[Page and application data records]
────

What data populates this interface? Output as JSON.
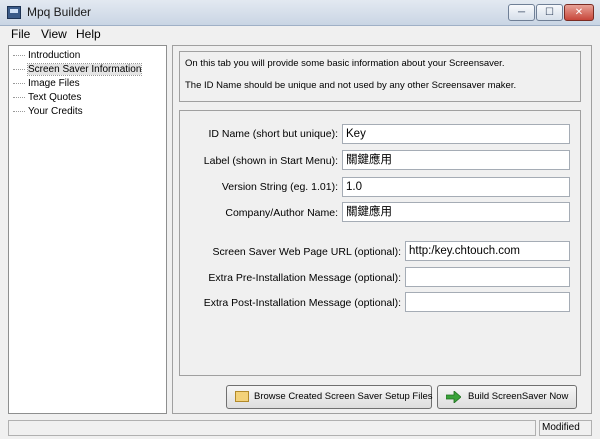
{
  "window": {
    "title": "Mpq Builder",
    "min_glyph": "─",
    "max_glyph": "☐",
    "close_glyph": "✕"
  },
  "menu": [
    "File",
    "View",
    "Help"
  ],
  "tree": {
    "items": [
      {
        "label": "Introduction",
        "selected": false
      },
      {
        "label": "Screen Saver Information",
        "selected": true
      },
      {
        "label": "Image Files",
        "selected": false
      },
      {
        "label": "Text Quotes",
        "selected": false
      },
      {
        "label": "Your Credits",
        "selected": false
      }
    ]
  },
  "info": {
    "line1": "On this tab you will provide some basic information about your Screensaver.",
    "line2": "The ID Name should be unique and not used by any other Screensaver maker."
  },
  "form": {
    "id_name": {
      "label": "ID Name (short but unique):",
      "value": "Key"
    },
    "start_label": {
      "label": "Label (shown in Start Menu):",
      "value": "關鍵應用"
    },
    "version": {
      "label": "Version String (eg. 1.01):",
      "value": "1.0"
    },
    "company": {
      "label": "Company/Author Name:",
      "value": "關鍵應用"
    },
    "web_url": {
      "label": "Screen Saver Web Page URL (optional):",
      "value": "http:/key.chtouch.com"
    },
    "pre_msg": {
      "label": "Extra Pre-Installation Message (optional):",
      "value": ""
    },
    "post_msg": {
      "label": "Extra Post-Installation Message (optional):",
      "value": ""
    }
  },
  "buttons": {
    "browse": "Browse Created Screen Saver Setup Files",
    "build": "Build ScreenSaver Now"
  },
  "status": {
    "left": "",
    "right": "Modified"
  },
  "colors": {
    "folder": "#f3d27a",
    "build_arrow": "#3aa23a"
  }
}
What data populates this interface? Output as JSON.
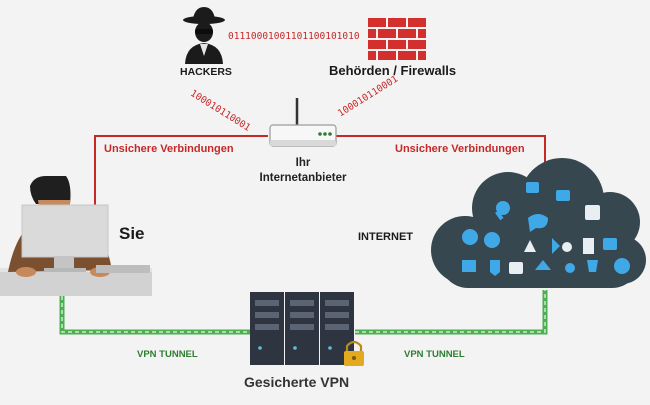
{
  "labels": {
    "hackers": "HACKERS",
    "authorities": "Behörden / Firewalls",
    "binary_top": "01110001001101100101010",
    "binary_left": "100010110001",
    "binary_right": "100010110001",
    "unsafe_left": "Unsichere Verbindungen",
    "unsafe_right": "Unsichere Verbindungen",
    "isp_line1": "Ihr",
    "isp_line2": "Internetanbieter",
    "you": "Sie",
    "internet": "INTERNET",
    "vpn_tunnel_left": "VPN TUNNEL",
    "vpn_tunnel_right": "VPN TUNNEL",
    "secured_vpn": "Gesicherte VPN"
  },
  "colors": {
    "unsafe_line": "#c62828",
    "tunnel": "#4caf50",
    "cloud": "#37474f",
    "server": "#2f3540",
    "firewall": "#d32f2f"
  },
  "icons": [
    "hacker-icon",
    "firewall-icon",
    "router-icon",
    "user-at-computer-icon",
    "internet-cloud-icon",
    "vpn-server-icon",
    "padlock-icon"
  ]
}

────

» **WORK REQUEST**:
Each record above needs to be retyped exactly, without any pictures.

» **RESULT OF THE TASK**:
What data populates this interface? Output as JSON.
{
  "window": {
    "title": "Mpq Builder",
    "min_glyph": "─",
    "max_glyph": "☐",
    "close_glyph": "✕"
  },
  "menu": [
    "File",
    "View",
    "Help"
  ],
  "tree": {
    "items": [
      {
        "label": "Introduction",
        "selected": false
      },
      {
        "label": "Screen Saver Information",
        "selected": true
      },
      {
        "label": "Image Files",
        "selected": false
      },
      {
        "label": "Text Quotes",
        "selected": false
      },
      {
        "label": "Your Credits",
        "selected": false
      }
    ]
  },
  "info": {
    "line1": "On this tab you will provide some basic information about your Screensaver.",
    "line2": "The ID Name should be unique and not used by any other Screensaver maker."
  },
  "form": {
    "id_name": {
      "label": "ID Name (short but unique):",
      "value": "Key"
    },
    "start_label": {
      "label": "Label (shown in Start Menu):",
      "value": "關鍵應用"
    },
    "version": {
      "label": "Version String (eg. 1.01):",
      "value": "1.0"
    },
    "company": {
      "label": "Company/Author Name:",
      "value": "關鍵應用"
    },
    "web_url": {
      "label": "Screen Saver Web Page URL (optional):",
      "value": "http:/key.chtouch.com"
    },
    "pre_msg": {
      "label": "Extra Pre-Installation Message (optional):",
      "value": ""
    },
    "post_msg": {
      "label": "Extra Post-Installation Message (optional):",
      "value": ""
    }
  },
  "buttons": {
    "browse": "Browse Created Screen Saver Setup Files",
    "build": "Build ScreenSaver Now"
  },
  "status": {
    "left": "",
    "right": "Modified"
  },
  "colors": {
    "folder": "#f3d27a",
    "build_arrow": "#3aa23a"
  }
}
What data populates this interface? Output as JSON.
{
  "labels": {
    "hackers": "HACKERS",
    "authorities": "Behörden / Firewalls",
    "binary_top": "01110001001101100101010",
    "binary_left": "100010110001",
    "binary_right": "100010110001",
    "unsafe_left": "Unsichere Verbindungen",
    "unsafe_right": "Unsichere Verbindungen",
    "isp_line1": "Ihr",
    "isp_line2": "Internetanbieter",
    "you": "Sie",
    "internet": "INTERNET",
    "vpn_tunnel_left": "VPN TUNNEL",
    "vpn_tunnel_right": "VPN TUNNEL",
    "secured_vpn": "Gesicherte VPN"
  },
  "colors": {
    "unsafe_line": "#c62828",
    "tunnel": "#4caf50",
    "cloud": "#37474f",
    "server": "#2f3540",
    "firewall": "#d32f2f"
  },
  "icons": [
    "hacker-icon",
    "firewall-icon",
    "router-icon",
    "user-at-computer-icon",
    "internet-cloud-icon",
    "vpn-server-icon",
    "padlock-icon"
  ]
}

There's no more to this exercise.